# [PROBLEM TO SOLVE]
The answer must be every line from the entries below that contains "screenshot".

START STORED DATA

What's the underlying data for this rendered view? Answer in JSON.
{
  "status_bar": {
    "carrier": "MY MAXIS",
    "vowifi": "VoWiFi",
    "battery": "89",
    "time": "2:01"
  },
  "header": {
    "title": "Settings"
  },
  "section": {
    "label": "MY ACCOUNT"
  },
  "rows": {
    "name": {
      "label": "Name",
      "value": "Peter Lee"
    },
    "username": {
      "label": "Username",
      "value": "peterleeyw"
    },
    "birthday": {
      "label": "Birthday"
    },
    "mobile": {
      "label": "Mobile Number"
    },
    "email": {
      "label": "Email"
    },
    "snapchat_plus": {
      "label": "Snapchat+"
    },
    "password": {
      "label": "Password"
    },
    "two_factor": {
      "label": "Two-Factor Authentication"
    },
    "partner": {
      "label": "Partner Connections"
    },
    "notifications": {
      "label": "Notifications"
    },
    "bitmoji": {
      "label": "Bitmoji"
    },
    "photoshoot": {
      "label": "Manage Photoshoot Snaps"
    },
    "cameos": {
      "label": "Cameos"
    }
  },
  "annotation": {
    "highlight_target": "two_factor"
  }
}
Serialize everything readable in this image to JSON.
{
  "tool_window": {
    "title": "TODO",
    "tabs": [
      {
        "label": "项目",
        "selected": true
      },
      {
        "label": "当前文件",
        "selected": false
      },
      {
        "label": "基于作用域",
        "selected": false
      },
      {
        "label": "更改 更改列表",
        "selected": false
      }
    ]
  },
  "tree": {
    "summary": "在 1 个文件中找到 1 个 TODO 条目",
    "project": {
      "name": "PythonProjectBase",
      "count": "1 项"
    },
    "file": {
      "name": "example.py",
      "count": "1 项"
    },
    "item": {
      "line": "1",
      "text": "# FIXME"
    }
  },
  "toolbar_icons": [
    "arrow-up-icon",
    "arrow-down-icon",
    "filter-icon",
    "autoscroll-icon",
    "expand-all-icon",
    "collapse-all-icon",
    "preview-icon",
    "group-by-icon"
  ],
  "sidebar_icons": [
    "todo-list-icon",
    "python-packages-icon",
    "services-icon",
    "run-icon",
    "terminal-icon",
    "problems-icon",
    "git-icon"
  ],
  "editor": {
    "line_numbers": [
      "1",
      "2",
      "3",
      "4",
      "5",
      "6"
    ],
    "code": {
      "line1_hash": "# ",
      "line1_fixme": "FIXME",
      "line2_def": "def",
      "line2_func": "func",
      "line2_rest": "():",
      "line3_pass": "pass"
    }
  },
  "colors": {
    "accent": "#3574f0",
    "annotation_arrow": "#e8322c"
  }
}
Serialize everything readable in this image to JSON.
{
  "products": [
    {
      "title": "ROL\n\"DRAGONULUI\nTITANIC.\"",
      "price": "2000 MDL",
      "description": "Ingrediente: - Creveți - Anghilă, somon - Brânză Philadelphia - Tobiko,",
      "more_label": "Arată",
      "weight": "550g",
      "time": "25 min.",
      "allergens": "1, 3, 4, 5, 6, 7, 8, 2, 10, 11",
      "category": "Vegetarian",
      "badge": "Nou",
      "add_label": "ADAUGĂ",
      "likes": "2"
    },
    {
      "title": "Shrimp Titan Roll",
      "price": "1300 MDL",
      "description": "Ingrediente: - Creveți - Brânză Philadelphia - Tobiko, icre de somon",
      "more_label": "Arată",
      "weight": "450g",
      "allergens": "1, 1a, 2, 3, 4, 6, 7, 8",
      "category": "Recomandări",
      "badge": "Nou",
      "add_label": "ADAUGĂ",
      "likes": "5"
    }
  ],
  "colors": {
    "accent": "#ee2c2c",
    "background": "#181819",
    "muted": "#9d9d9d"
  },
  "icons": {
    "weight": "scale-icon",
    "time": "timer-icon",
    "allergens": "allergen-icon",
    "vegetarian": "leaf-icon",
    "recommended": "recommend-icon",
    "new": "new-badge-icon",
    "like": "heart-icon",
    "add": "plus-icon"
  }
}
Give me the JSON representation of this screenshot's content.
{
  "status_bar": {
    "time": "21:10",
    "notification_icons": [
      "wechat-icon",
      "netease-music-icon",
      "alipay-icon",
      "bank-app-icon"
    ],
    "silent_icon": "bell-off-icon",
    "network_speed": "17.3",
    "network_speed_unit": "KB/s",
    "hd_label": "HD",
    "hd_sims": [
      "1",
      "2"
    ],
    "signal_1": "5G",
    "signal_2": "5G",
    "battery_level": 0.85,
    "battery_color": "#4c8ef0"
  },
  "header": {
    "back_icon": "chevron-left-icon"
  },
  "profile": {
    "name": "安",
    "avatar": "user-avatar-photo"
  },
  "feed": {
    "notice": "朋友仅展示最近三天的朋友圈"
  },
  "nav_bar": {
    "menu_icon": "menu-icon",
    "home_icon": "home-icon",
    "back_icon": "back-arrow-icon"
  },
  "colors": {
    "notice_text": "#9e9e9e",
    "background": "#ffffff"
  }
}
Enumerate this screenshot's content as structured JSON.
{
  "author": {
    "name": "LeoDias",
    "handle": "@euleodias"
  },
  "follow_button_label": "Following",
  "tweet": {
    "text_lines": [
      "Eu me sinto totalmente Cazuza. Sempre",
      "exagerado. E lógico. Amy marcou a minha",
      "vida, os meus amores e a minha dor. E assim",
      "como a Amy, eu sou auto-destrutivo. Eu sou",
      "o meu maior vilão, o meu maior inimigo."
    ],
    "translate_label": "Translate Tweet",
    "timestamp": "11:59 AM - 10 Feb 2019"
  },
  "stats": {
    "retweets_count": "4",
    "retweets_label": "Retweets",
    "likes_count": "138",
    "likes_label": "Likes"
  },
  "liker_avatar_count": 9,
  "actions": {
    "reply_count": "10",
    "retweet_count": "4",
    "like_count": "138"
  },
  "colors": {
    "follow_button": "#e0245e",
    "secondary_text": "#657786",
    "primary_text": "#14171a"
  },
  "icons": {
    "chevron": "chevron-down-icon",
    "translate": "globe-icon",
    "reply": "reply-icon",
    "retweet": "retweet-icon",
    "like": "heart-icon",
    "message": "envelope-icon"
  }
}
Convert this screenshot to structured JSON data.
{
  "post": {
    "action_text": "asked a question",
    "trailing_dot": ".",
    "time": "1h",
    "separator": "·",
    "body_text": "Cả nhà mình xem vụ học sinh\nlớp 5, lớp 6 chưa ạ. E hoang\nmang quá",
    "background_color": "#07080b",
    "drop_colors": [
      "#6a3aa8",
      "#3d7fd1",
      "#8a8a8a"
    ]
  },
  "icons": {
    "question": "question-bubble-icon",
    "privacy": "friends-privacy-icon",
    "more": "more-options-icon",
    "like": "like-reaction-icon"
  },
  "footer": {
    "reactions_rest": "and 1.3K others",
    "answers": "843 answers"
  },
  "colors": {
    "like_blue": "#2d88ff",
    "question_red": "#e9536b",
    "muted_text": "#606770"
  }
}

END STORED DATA

# [TASK RESULT]
Give me the JSON representation of this screenshot's content.
Enumerate this screenshot's content as structured JSON.
Convert this screenshot to structured JSON data.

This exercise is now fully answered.